# Task item:
Reproduce the complete set of records, exactly as they appear.

§

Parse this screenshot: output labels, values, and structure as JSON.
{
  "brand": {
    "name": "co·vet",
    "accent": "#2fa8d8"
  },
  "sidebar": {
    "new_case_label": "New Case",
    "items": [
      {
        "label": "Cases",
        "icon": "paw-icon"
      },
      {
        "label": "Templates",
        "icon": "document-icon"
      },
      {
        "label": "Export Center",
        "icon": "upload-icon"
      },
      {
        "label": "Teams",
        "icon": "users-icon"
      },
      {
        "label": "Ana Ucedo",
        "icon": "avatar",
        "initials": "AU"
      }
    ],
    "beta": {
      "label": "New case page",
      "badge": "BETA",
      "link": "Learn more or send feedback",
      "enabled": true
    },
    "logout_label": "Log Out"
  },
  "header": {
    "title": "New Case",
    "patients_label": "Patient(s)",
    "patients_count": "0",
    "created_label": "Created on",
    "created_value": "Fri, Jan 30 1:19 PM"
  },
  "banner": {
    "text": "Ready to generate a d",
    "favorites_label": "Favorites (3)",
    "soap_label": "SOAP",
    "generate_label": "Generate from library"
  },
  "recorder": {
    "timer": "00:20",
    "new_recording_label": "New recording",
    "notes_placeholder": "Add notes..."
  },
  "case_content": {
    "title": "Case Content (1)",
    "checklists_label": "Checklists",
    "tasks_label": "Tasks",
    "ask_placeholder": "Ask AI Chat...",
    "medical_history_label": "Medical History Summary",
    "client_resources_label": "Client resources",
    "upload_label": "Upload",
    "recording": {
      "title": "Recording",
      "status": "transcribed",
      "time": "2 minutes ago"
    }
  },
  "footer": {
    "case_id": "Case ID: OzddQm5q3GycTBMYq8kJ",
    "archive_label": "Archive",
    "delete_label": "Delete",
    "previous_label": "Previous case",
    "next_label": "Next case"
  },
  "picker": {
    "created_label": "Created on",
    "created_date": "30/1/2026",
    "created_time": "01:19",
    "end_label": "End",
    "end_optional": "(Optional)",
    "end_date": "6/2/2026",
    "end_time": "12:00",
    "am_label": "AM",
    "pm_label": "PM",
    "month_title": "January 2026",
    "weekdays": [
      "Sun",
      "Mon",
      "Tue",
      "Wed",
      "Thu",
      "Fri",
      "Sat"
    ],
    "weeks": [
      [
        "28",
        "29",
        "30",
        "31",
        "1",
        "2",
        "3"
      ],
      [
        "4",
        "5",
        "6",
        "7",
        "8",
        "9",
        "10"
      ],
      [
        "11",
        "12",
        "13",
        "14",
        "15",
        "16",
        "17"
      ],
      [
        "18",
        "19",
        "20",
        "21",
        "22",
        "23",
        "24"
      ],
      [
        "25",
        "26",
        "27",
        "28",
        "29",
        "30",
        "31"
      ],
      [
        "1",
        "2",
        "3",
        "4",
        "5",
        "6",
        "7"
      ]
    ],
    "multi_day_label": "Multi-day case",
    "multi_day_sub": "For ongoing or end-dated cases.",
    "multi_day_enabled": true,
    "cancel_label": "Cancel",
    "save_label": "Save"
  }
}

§

# Task solution:
Parse this screenshot: output labels, values, and structure as JSON.
{
  "brand": {
    "name": "co·vet",
    "accent": "#2fa8d8"
  },
  "sidebar": {
    "new_case_label": "New Case",
    "items": [
      {
        "label": "Cases",
        "icon": "paw-icon"
      },
      {
        "label": "Templates",
        "icon": "document-icon"
      },
      {
        "label": "Export Center",
        "icon": "upload-icon"
      },
      {
        "label": "Teams",
        "icon": "users-icon"
      },
      {
        "label": "Ana Ucedo",
        "icon": "avatar",
        "initials": "AU"
      }
    ],
    "beta": {
      "label": "New case page",
      "badge": "BETA",
      "link": "Learn more or send feedback",
      "enabled": true
    },
    "logout_label": "Log Out"
  },
  "header": {
    "title": "New Case",
    "patients_label": "Patient(s)",
    "patients_count": "0",
    "created_label": "Created on",
    "created_value": "Fri, Jan 30 1:19 PM"
  },
  "banner": {
    "text": "Ready to generate a d",
    "favorites_label": "Favorites (3)",
    "soap_label": "SOAP",
    "generate_label": "Generate from library"
  },
  "recorder": {
    "timer": "00:20",
    "new_recording_label": "New recording",
    "notes_placeholder": "Add notes..."
  },
  "case_content": {
    "title": "Case Content (1)",
    "checklists_label": "Checklists",
    "tasks_label": "Tasks",
    "ask_placeholder": "Ask AI Chat...",
    "medical_history_label": "Medical History Summary",
    "client_resources_label": "Client resources",
    "upload_label": "Upload",
    "recording": {
      "title": "Recording",
      "status": "transcribed",
      "time": "2 minutes ago"
    }
  },
  "footer": {
    "case_id": "Case ID: OzddQm5q3GycTBMYq8kJ",
    "archive_label": "Archive",
    "delete_label": "Delete",
    "previous_label": "Previous case",
    "next_label": "Next case"
  },
  "picker": {
    "created_label": "Created on",
    "created_date": "30/1/2026",
    "created_time": "01:19",
    "end_label": "End",
    "end_optional": "(Optional)",
    "end_date": "6/2/2026",
    "end_time": "12:00",
    "am_label": "AM",
    "pm_label": "PM",
    "month_title": "January 2026",
    "weekdays": [
      "Sun",
      "Mon",
      "Tue",
      "Wed",
      "Thu",
      "Fri",
      "Sat"
    ],
    "weeks": [
      [
        "28",
        "29",
        "30",
        "31",
        "1",
        "2",
        "3"
      ],
      [
        "4",
        "5",
        "6",
        "7",
        "8",
        "9",
        "10"
      ],
      [
        "11",
        "12",
        "13",
        "14",
        "15",
        "16",
        "17"
      ],
      [
        "18",
        "19",
        "20",
        "21",
        "22",
        "23",
        "24"
      ],
      [
        "25",
        "26",
        "27",
        "28",
        "29",
        "30",
        "31"
      ],
      [
        "1",
        "2",
        "3",
        "4",
        "5",
        "6",
        "7"
      ]
    ],
    "multi_day_label": "Multi-day case",
    "multi_day_sub": "For ongoing or end-dated cases.",
    "multi_day_enabled": true,
    "cancel_label": "Cancel",
    "save_label": "Save"
  }
}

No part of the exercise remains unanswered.